I was disturbed by a recent article in the New York Times about the Texas Medical Board. The piece described the decision by the Board to sharply curtail the use of telemedicine in the state. Specifically, the Board mandated that telemedicine services could only be provided in the context of a pre-existing patient/physician relationship, and that such a relationship must be established face-to-face, and not via electronic means. According to the Times, the restrictions were strongly supported by the Texas Medical Association.

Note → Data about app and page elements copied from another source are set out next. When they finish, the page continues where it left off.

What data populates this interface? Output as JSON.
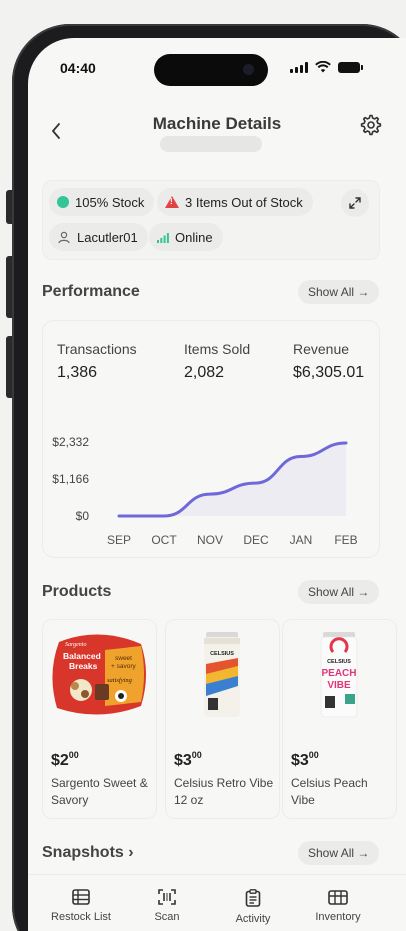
{
  "status_bar": {
    "time": "04:40"
  },
  "header": {
    "title": "Machine Details"
  },
  "status_chips": {
    "stock": "105% Stock",
    "out_of_stock": "3 Items Out of Stock",
    "user": "Lacutler01",
    "connection": "Online"
  },
  "performance": {
    "title": "Performance",
    "show_all": "Show All →",
    "metrics": [
      {
        "label": "Transactions",
        "value": "1,386"
      },
      {
        "label": "Items Sold",
        "value": "2,082"
      },
      {
        "label": "Revenue",
        "value": "$6,305.01"
      }
    ]
  },
  "chart_data": {
    "type": "line",
    "categories": [
      "SEP",
      "OCT",
      "NOV",
      "DEC",
      "JAN",
      "FEB"
    ],
    "series": [
      {
        "values": [
          0,
          0,
          700,
          1050,
          1900,
          2332
        ]
      }
    ],
    "yticks": [
      "$2,332",
      "$1,166",
      "$0"
    ],
    "ylim": [
      0,
      2332
    ],
    "line_color": "#6e68d8",
    "grid": false
  },
  "products": {
    "title": "Products",
    "show_all": "Show All →",
    "items": [
      {
        "price_main": "$2",
        "price_cents": "00",
        "name": "Sargento Sweet & Savory",
        "pkg_brand": "Sargento",
        "pkg_line1": "Balanced",
        "pkg_line2": "Breaks",
        "pkg_tag1": "sweet",
        "pkg_tag2": "+ savory",
        "pkg_tag3": "satisfying"
      },
      {
        "price_main": "$3",
        "price_cents": "00",
        "name": "Celsius Retro Vibe 12 oz",
        "can_brand": "CELSIUS"
      },
      {
        "price_main": "$3",
        "price_cents": "00",
        "name": "Celsius Peach Vibe",
        "can_brand": "CELSIUS",
        "can_flavor1": "PEACH",
        "can_flavor2": "VIBE"
      }
    ]
  },
  "snapshots": {
    "title": "Snapshots ›",
    "show_all": "Show All →"
  },
  "tabbar": {
    "items": [
      {
        "label": "Restock List",
        "icon": "list-icon"
      },
      {
        "label": "Scan",
        "icon": "scan-icon"
      },
      {
        "label": "Activity",
        "icon": "clipboard-icon"
      },
      {
        "label": "Inventory",
        "icon": "inventory-icon"
      }
    ]
  },
  "colors": {
    "accent": "#6e68d8",
    "online": "#33c497",
    "warning": "#e04343"
  }
}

This seems to me to be a wrongheaded, backward looking and overall pretty lame attempt to stem the inexorable tide of patients and physicians connecting in new ways. I really wish I could believe the Board member who said he voted for the new restriction because he was “terribly, terribly worried about the absence of responsibility and accountability” in electronic encounters. It sounded to me, instead, that he was “terribly, terribly worried” about a new business model for medical care that provides greater convenience and lower cost to patients than traditional office visits.